##### RECORDS SHOWN

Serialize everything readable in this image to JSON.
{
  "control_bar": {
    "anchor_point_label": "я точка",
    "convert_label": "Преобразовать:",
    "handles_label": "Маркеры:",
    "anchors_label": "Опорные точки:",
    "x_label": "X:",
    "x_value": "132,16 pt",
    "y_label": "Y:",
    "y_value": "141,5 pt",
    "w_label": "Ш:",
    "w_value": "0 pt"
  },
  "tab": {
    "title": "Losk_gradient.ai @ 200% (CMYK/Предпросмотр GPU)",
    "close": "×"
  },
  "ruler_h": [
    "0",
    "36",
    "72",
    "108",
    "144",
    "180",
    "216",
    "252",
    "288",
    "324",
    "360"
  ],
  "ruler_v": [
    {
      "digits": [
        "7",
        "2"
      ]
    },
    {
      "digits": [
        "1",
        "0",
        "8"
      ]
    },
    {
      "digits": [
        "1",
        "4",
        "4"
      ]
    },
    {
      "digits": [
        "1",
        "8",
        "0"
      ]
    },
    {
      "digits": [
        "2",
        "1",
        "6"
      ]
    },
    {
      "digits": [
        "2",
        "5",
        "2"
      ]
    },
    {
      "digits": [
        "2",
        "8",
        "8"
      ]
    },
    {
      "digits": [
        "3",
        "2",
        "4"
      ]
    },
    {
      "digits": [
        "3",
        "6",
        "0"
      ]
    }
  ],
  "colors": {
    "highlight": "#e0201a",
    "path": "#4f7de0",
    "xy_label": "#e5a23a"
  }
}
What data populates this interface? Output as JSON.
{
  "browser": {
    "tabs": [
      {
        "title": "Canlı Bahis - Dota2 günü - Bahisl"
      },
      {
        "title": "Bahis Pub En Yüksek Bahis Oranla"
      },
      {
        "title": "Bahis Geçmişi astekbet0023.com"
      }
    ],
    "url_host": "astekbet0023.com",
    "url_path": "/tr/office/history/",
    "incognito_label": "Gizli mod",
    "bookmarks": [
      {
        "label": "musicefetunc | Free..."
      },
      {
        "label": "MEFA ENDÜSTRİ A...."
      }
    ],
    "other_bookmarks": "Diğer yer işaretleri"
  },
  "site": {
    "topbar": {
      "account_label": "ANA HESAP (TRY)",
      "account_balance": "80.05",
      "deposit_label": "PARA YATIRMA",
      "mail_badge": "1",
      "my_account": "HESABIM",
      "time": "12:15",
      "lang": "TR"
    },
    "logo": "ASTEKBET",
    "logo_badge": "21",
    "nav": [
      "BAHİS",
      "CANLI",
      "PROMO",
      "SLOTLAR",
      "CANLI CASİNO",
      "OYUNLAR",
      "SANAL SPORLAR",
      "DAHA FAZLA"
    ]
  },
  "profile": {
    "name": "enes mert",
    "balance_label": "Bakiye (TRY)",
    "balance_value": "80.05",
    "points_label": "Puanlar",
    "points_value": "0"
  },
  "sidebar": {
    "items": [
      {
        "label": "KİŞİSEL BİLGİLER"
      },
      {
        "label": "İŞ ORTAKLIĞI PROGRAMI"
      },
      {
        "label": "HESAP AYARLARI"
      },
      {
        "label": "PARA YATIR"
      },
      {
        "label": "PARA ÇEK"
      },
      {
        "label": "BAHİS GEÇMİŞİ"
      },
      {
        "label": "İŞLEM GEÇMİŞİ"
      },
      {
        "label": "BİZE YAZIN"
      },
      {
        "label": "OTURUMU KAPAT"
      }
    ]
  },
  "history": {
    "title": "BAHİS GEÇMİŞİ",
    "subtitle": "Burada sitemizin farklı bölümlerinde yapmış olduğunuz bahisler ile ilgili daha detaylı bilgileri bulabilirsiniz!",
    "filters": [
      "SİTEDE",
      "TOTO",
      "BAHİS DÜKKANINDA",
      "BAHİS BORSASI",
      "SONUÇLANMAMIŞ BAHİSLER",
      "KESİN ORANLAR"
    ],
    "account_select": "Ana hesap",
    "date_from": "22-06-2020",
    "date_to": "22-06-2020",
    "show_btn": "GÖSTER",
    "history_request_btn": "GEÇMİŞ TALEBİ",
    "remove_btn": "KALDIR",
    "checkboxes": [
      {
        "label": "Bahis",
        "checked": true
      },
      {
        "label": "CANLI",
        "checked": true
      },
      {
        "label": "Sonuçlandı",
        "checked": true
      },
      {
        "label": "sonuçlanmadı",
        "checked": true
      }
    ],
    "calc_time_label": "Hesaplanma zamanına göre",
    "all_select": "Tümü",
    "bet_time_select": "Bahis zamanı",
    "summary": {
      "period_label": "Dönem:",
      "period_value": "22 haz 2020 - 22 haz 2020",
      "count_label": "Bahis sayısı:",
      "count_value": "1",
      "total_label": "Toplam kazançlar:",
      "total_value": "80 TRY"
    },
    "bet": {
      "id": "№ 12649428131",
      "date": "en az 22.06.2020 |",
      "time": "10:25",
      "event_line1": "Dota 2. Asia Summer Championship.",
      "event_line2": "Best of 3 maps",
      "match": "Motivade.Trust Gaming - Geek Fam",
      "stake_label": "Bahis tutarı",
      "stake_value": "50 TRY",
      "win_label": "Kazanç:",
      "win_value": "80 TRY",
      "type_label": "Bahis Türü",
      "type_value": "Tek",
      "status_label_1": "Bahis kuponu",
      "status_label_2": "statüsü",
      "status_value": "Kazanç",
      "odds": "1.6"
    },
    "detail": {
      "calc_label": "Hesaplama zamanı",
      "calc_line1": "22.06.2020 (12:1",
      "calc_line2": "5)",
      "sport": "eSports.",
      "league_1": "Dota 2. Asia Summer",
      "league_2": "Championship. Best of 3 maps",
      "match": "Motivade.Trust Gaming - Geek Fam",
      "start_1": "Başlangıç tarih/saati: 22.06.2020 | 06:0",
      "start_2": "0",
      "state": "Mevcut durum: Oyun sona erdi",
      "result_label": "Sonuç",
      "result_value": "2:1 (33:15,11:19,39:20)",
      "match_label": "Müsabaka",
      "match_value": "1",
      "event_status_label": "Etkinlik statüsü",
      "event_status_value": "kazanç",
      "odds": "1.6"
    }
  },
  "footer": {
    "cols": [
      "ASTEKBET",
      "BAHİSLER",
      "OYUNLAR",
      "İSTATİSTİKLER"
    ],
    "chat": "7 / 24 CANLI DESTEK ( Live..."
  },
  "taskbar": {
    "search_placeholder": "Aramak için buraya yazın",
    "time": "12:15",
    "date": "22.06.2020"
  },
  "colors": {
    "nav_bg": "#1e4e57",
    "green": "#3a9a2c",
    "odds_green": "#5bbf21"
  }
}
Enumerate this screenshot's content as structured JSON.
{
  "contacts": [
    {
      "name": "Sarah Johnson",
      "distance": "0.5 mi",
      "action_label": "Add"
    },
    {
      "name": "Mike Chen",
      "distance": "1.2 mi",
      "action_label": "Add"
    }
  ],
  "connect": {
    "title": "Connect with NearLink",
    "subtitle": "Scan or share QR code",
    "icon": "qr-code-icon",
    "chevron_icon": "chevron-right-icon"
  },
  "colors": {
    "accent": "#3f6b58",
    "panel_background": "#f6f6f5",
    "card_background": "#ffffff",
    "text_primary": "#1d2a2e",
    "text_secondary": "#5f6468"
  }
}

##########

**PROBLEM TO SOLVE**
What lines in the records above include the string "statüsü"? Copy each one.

**ANSWER SECTION**
      "status_label_2": "statüsü",
      "event_status_label": "Etkinlik statüsü",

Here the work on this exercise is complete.